Dataset rows describing interfaces
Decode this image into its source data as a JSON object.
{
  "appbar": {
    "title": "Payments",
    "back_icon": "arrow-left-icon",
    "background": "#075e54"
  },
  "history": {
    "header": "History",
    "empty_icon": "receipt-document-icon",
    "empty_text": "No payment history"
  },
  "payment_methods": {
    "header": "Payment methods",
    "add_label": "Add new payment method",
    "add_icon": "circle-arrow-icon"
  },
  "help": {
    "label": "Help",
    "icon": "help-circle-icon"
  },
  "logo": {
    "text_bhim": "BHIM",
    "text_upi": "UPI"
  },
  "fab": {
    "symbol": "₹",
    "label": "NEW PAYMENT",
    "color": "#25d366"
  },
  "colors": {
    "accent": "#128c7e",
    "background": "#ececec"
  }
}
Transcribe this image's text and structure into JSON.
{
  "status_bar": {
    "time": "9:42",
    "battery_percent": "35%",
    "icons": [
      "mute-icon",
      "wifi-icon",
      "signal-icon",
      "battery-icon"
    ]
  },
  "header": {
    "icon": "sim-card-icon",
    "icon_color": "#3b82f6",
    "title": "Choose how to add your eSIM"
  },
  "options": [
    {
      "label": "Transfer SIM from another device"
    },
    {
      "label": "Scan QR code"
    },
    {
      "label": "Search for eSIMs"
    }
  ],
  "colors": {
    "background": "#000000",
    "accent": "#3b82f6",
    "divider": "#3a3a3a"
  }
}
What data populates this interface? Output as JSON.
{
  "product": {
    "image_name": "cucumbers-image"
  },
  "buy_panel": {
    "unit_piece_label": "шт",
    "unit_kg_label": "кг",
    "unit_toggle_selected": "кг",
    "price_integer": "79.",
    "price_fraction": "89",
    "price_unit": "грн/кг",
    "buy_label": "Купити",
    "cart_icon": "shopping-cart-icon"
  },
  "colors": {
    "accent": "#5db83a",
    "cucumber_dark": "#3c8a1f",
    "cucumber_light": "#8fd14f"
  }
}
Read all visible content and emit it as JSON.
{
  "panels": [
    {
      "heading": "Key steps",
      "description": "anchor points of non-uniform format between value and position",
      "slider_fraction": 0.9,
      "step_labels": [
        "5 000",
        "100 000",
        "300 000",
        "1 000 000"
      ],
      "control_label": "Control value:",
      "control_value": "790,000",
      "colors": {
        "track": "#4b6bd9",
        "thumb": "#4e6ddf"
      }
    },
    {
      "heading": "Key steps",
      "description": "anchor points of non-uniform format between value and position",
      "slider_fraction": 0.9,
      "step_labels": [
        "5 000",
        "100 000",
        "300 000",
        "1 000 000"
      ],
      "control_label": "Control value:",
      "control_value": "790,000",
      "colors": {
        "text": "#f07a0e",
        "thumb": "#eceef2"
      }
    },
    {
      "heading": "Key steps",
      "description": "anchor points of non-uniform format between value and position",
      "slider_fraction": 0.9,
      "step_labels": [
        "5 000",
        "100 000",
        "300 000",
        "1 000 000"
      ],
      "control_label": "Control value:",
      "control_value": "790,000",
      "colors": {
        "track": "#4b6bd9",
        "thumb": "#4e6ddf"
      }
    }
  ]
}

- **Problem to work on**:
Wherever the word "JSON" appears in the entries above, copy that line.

- **Exercise output**:
Decode this image into its source data as a JSON object.
Transcribe this image's text and structure into JSON.
What data populates this interface? Output as JSON.
Read all visible content and emit it as JSON.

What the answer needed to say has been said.